Work item:
Produce an exact copy of all the data below, dropping every image.

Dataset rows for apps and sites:
- Opening Delimiter -
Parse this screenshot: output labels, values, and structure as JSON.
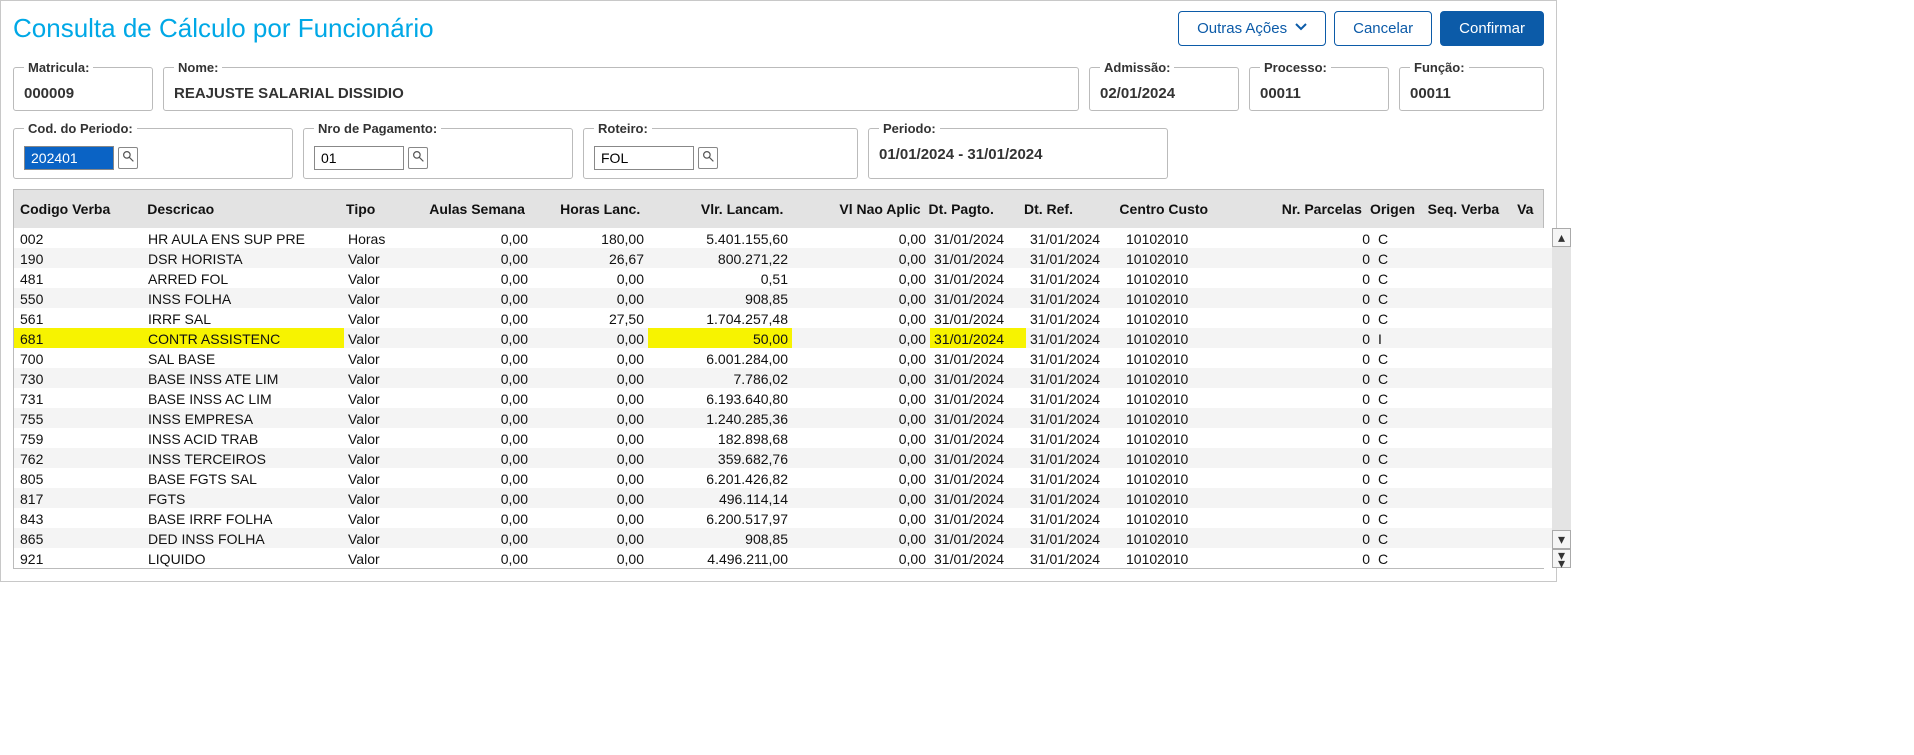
{
  "title": "Consulta de Cálculo por Funcionário",
  "buttons": {
    "outras": "Outras Ações",
    "cancel": "Cancelar",
    "confirm": "Confirmar"
  },
  "labels": {
    "matricula": "Matricula:",
    "nome": "Nome:",
    "admissao": "Admissão:",
    "processo": "Processo:",
    "funcao": "Função:",
    "cod_periodo": "Cod. do Periodo:",
    "nro_pagamento": "Nro de Pagamento:",
    "roteiro": "Roteiro:",
    "periodo": "Periodo:"
  },
  "fields": {
    "matricula": "000009",
    "nome": "REAJUSTE SALARIAL DISSIDIO",
    "admissao": "02/01/2024",
    "processo": "00011",
    "funcao": "00011",
    "cod_periodo": "202401",
    "nro_pagamento": "01",
    "roteiro": "FOL",
    "periodo": "01/01/2024 - 31/01/2024"
  },
  "columns": {
    "cod": "Codigo Verba",
    "desc": "Descricao",
    "tipo": "Tipo",
    "aul": "Aulas Semana",
    "hrs": "Horas Lanc.",
    "vlr": "Vlr. Lancam.",
    "vna": "Vl Nao Aplic",
    "dtp": "Dt. Pagto.",
    "dtr": "Dt. Ref.",
    "cc": "Centro Custo",
    "np": "Nr. Parcelas",
    "ori": "Origen",
    "seq": "Seq. Verba",
    "last": "Va"
  },
  "rows": [
    {
      "cod": "002",
      "desc": "HR AULA ENS SUP PRE",
      "tipo": "Horas",
      "aul": "0,00",
      "hrs": "180,00",
      "vlr": "5.401.155,60",
      "vna": "0,00",
      "dtp": "31/01/2024",
      "dtr": "31/01/2024",
      "cc": "10102010",
      "np": "0",
      "ori": "C",
      "seq": ""
    },
    {
      "cod": "190",
      "desc": "DSR HORISTA",
      "tipo": "Valor",
      "aul": "0,00",
      "hrs": "26,67",
      "vlr": "800.271,22",
      "vna": "0,00",
      "dtp": "31/01/2024",
      "dtr": "31/01/2024",
      "cc": "10102010",
      "np": "0",
      "ori": "C",
      "seq": ""
    },
    {
      "cod": "481",
      "desc": "ARRED FOL",
      "tipo": "Valor",
      "aul": "0,00",
      "hrs": "0,00",
      "vlr": "0,51",
      "vna": "0,00",
      "dtp": "31/01/2024",
      "dtr": "31/01/2024",
      "cc": "10102010",
      "np": "0",
      "ori": "C",
      "seq": ""
    },
    {
      "cod": "550",
      "desc": "INSS FOLHA",
      "tipo": "Valor",
      "aul": "0,00",
      "hrs": "0,00",
      "vlr": "908,85",
      "vna": "0,00",
      "dtp": "31/01/2024",
      "dtr": "31/01/2024",
      "cc": "10102010",
      "np": "0",
      "ori": "C",
      "seq": ""
    },
    {
      "cod": "561",
      "desc": "IRRF SAL",
      "tipo": "Valor",
      "aul": "0,00",
      "hrs": "27,50",
      "vlr": "1.704.257,48",
      "vna": "0,00",
      "dtp": "31/01/2024",
      "dtr": "31/01/2024",
      "cc": "10102010",
      "np": "0",
      "ori": "C",
      "seq": ""
    },
    {
      "cod": "681",
      "desc": "CONTR ASSISTENC",
      "tipo": "Valor",
      "aul": "0,00",
      "hrs": "0,00",
      "vlr": "50,00",
      "vna": "0,00",
      "dtp": "31/01/2024",
      "dtr": "31/01/2024",
      "cc": "10102010",
      "np": "0",
      "ori": "I",
      "seq": "",
      "hl": true
    },
    {
      "cod": "700",
      "desc": "SAL BASE",
      "tipo": "Valor",
      "aul": "0,00",
      "hrs": "0,00",
      "vlr": "6.001.284,00",
      "vna": "0,00",
      "dtp": "31/01/2024",
      "dtr": "31/01/2024",
      "cc": "10102010",
      "np": "0",
      "ori": "C",
      "seq": ""
    },
    {
      "cod": "730",
      "desc": "BASE INSS ATE LIM",
      "tipo": "Valor",
      "aul": "0,00",
      "hrs": "0,00",
      "vlr": "7.786,02",
      "vna": "0,00",
      "dtp": "31/01/2024",
      "dtr": "31/01/2024",
      "cc": "10102010",
      "np": "0",
      "ori": "C",
      "seq": ""
    },
    {
      "cod": "731",
      "desc": "BASE INSS AC LIM",
      "tipo": "Valor",
      "aul": "0,00",
      "hrs": "0,00",
      "vlr": "6.193.640,80",
      "vna": "0,00",
      "dtp": "31/01/2024",
      "dtr": "31/01/2024",
      "cc": "10102010",
      "np": "0",
      "ori": "C",
      "seq": ""
    },
    {
      "cod": "755",
      "desc": "INSS EMPRESA",
      "tipo": "Valor",
      "aul": "0,00",
      "hrs": "0,00",
      "vlr": "1.240.285,36",
      "vna": "0,00",
      "dtp": "31/01/2024",
      "dtr": "31/01/2024",
      "cc": "10102010",
      "np": "0",
      "ori": "C",
      "seq": ""
    },
    {
      "cod": "759",
      "desc": "INSS ACID TRAB",
      "tipo": "Valor",
      "aul": "0,00",
      "hrs": "0,00",
      "vlr": "182.898,68",
      "vna": "0,00",
      "dtp": "31/01/2024",
      "dtr": "31/01/2024",
      "cc": "10102010",
      "np": "0",
      "ori": "C",
      "seq": ""
    },
    {
      "cod": "762",
      "desc": "INSS TERCEIROS",
      "tipo": "Valor",
      "aul": "0,00",
      "hrs": "0,00",
      "vlr": "359.682,76",
      "vna": "0,00",
      "dtp": "31/01/2024",
      "dtr": "31/01/2024",
      "cc": "10102010",
      "np": "0",
      "ori": "C",
      "seq": ""
    },
    {
      "cod": "805",
      "desc": "BASE FGTS SAL",
      "tipo": "Valor",
      "aul": "0,00",
      "hrs": "0,00",
      "vlr": "6.201.426,82",
      "vna": "0,00",
      "dtp": "31/01/2024",
      "dtr": "31/01/2024",
      "cc": "10102010",
      "np": "0",
      "ori": "C",
      "seq": ""
    },
    {
      "cod": "817",
      "desc": "FGTS",
      "tipo": "Valor",
      "aul": "0,00",
      "hrs": "0,00",
      "vlr": "496.114,14",
      "vna": "0,00",
      "dtp": "31/01/2024",
      "dtr": "31/01/2024",
      "cc": "10102010",
      "np": "0",
      "ori": "C",
      "seq": ""
    },
    {
      "cod": "843",
      "desc": "BASE IRRF FOLHA",
      "tipo": "Valor",
      "aul": "0,00",
      "hrs": "0,00",
      "vlr": "6.200.517,97",
      "vna": "0,00",
      "dtp": "31/01/2024",
      "dtr": "31/01/2024",
      "cc": "10102010",
      "np": "0",
      "ori": "C",
      "seq": ""
    },
    {
      "cod": "865",
      "desc": "DED INSS FOLHA",
      "tipo": "Valor",
      "aul": "0,00",
      "hrs": "0,00",
      "vlr": "908,85",
      "vna": "0,00",
      "dtp": "31/01/2024",
      "dtr": "31/01/2024",
      "cc": "10102010",
      "np": "0",
      "ori": "C",
      "seq": ""
    },
    {
      "cod": "921",
      "desc": "LIQUIDO",
      "tipo": "Valor",
      "aul": "0,00",
      "hrs": "0,00",
      "vlr": "4.496.211,00",
      "vna": "0,00",
      "dtp": "31/01/2024",
      "dtr": "31/01/2024",
      "cc": "10102010",
      "np": "0",
      "ori": "C",
      "seq": ""
    }
  ]
}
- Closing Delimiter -
Expected output:
Parse this screenshot: output labels, values, and structure as JSON.
{
  "title": "Consulta de Cálculo por Funcionário",
  "buttons": {
    "outras": "Outras Ações",
    "cancel": "Cancelar",
    "confirm": "Confirmar"
  },
  "labels": {
    "matricula": "Matricula:",
    "nome": "Nome:",
    "admissao": "Admissão:",
    "processo": "Processo:",
    "funcao": "Função:",
    "cod_periodo": "Cod. do Periodo:",
    "nro_pagamento": "Nro de Pagamento:",
    "roteiro": "Roteiro:",
    "periodo": "Periodo:"
  },
  "fields": {
    "matricula": "000009",
    "nome": "REAJUSTE SALARIAL DISSIDIO",
    "admissao": "02/01/2024",
    "processo": "00011",
    "funcao": "00011",
    "cod_periodo": "202401",
    "nro_pagamento": "01",
    "roteiro": "FOL",
    "periodo": "01/01/2024 - 31/01/2024"
  },
  "columns": {
    "cod": "Codigo Verba",
    "desc": "Descricao",
    "tipo": "Tipo",
    "aul": "Aulas Semana",
    "hrs": "Horas Lanc.",
    "vlr": "Vlr. Lancam.",
    "vna": "Vl Nao Aplic",
    "dtp": "Dt. Pagto.",
    "dtr": "Dt. Ref.",
    "cc": "Centro Custo",
    "np": "Nr. Parcelas",
    "ori": "Origen",
    "seq": "Seq. Verba",
    "last": "Va"
  },
  "rows": [
    {
      "cod": "002",
      "desc": "HR AULA ENS SUP PRE",
      "tipo": "Horas",
      "aul": "0,00",
      "hrs": "180,00",
      "vlr": "5.401.155,60",
      "vna": "0,00",
      "dtp": "31/01/2024",
      "dtr": "31/01/2024",
      "cc": "10102010",
      "np": "0",
      "ori": "C",
      "seq": ""
    },
    {
      "cod": "190",
      "desc": "DSR HORISTA",
      "tipo": "Valor",
      "aul": "0,00",
      "hrs": "26,67",
      "vlr": "800.271,22",
      "vna": "0,00",
      "dtp": "31/01/2024",
      "dtr": "31/01/2024",
      "cc": "10102010",
      "np": "0",
      "ori": "C",
      "seq": ""
    },
    {
      "cod": "481",
      "desc": "ARRED FOL",
      "tipo": "Valor",
      "aul": "0,00",
      "hrs": "0,00",
      "vlr": "0,51",
      "vna": "0,00",
      "dtp": "31/01/2024",
      "dtr": "31/01/2024",
      "cc": "10102010",
      "np": "0",
      "ori": "C",
      "seq": ""
    },
    {
      "cod": "550",
      "desc": "INSS FOLHA",
      "tipo": "Valor",
      "aul": "0,00",
      "hrs": "0,00",
      "vlr": "908,85",
      "vna": "0,00",
      "dtp": "31/01/2024",
      "dtr": "31/01/2024",
      "cc": "10102010",
      "np": "0",
      "ori": "C",
      "seq": ""
    },
    {
      "cod": "561",
      "desc": "IRRF SAL",
      "tipo": "Valor",
      "aul": "0,00",
      "hrs": "27,50",
      "vlr": "1.704.257,48",
      "vna": "0,00",
      "dtp": "31/01/2024",
      "dtr": "31/01/2024",
      "cc": "10102010",
      "np": "0",
      "ori": "C",
      "seq": ""
    },
    {
      "cod": "681",
      "desc": "CONTR ASSISTENC",
      "tipo": "Valor",
      "aul": "0,00",
      "hrs": "0,00",
      "vlr": "50,00",
      "vna": "0,00",
      "dtp": "31/01/2024",
      "dtr": "31/01/2024",
      "cc": "10102010",
      "np": "0",
      "ori": "I",
      "seq": "",
      "hl": true
    },
    {
      "cod": "700",
      "desc": "SAL BASE",
      "tipo": "Valor",
      "aul": "0,00",
      "hrs": "0,00",
      "vlr": "6.001.284,00",
      "vna": "0,00",
      "dtp": "31/01/2024",
      "dtr": "31/01/2024",
      "cc": "10102010",
      "np": "0",
      "ori": "C",
      "seq": ""
    },
    {
      "cod": "730",
      "desc": "BASE INSS ATE LIM",
      "tipo": "Valor",
      "aul": "0,00",
      "hrs": "0,00",
      "vlr": "7.786,02",
      "vna": "0,00",
      "dtp": "31/01/2024",
      "dtr": "31/01/2024",
      "cc": "10102010",
      "np": "0",
      "ori": "C",
      "seq": ""
    },
    {
      "cod": "731",
      "desc": "BASE INSS AC LIM",
      "tipo": "Valor",
      "aul": "0,00",
      "hrs": "0,00",
      "vlr": "6.193.640,80",
      "vna": "0,00",
      "dtp": "31/01/2024",
      "dtr": "31/01/2024",
      "cc": "10102010",
      "np": "0",
      "ori": "C",
      "seq": ""
    },
    {
      "cod": "755",
      "desc": "INSS EMPRESA",
      "tipo": "Valor",
      "aul": "0,00",
      "hrs": "0,00",
      "vlr": "1.240.285,36",
      "vna": "0,00",
      "dtp": "31/01/2024",
      "dtr": "31/01/2024",
      "cc": "10102010",
      "np": "0",
      "ori": "C",
      "seq": ""
    },
    {
      "cod": "759",
      "desc": "INSS ACID TRAB",
      "tipo": "Valor",
      "aul": "0,00",
      "hrs": "0,00",
      "vlr": "182.898,68",
      "vna": "0,00",
      "dtp": "31/01/2024",
      "dtr": "31/01/2024",
      "cc": "10102010",
      "np": "0",
      "ori": "C",
      "seq": ""
    },
    {
      "cod": "762",
      "desc": "INSS TERCEIROS",
      "tipo": "Valor",
      "aul": "0,00",
      "hrs": "0,00",
      "vlr": "359.682,76",
      "vna": "0,00",
      "dtp": "31/01/2024",
      "dtr": "31/01/2024",
      "cc": "10102010",
      "np": "0",
      "ori": "C",
      "seq": ""
    },
    {
      "cod": "805",
      "desc": "BASE FGTS SAL",
      "tipo": "Valor",
      "aul": "0,00",
      "hrs": "0,00",
      "vlr": "6.201.426,82",
      "vna": "0,00",
      "dtp": "31/01/2024",
      "dtr": "31/01/2024",
      "cc": "10102010",
      "np": "0",
      "ori": "C",
      "seq": ""
    },
    {
      "cod": "817",
      "desc": "FGTS",
      "tipo": "Valor",
      "aul": "0,00",
      "hrs": "0,00",
      "vlr": "496.114,14",
      "vna": "0,00",
      "dtp": "31/01/2024",
      "dtr": "31/01/2024",
      "cc": "10102010",
      "np": "0",
      "ori": "C",
      "seq": ""
    },
    {
      "cod": "843",
      "desc": "BASE IRRF FOLHA",
      "tipo": "Valor",
      "aul": "0,00",
      "hrs": "0,00",
      "vlr": "6.200.517,97",
      "vna": "0,00",
      "dtp": "31/01/2024",
      "dtr": "31/01/2024",
      "cc": "10102010",
      "np": "0",
      "ori": "C",
      "seq": ""
    },
    {
      "cod": "865",
      "desc": "DED INSS FOLHA",
      "tipo": "Valor",
      "aul": "0,00",
      "hrs": "0,00",
      "vlr": "908,85",
      "vna": "0,00",
      "dtp": "31/01/2024",
      "dtr": "31/01/2024",
      "cc": "10102010",
      "np": "0",
      "ori": "C",
      "seq": ""
    },
    {
      "cod": "921",
      "desc": "LIQUIDO",
      "tipo": "Valor",
      "aul": "0,00",
      "hrs": "0,00",
      "vlr": "4.496.211,00",
      "vna": "0,00",
      "dtp": "31/01/2024",
      "dtr": "31/01/2024",
      "cc": "10102010",
      "np": "0",
      "ori": "C",
      "seq": ""
    }
  ]
}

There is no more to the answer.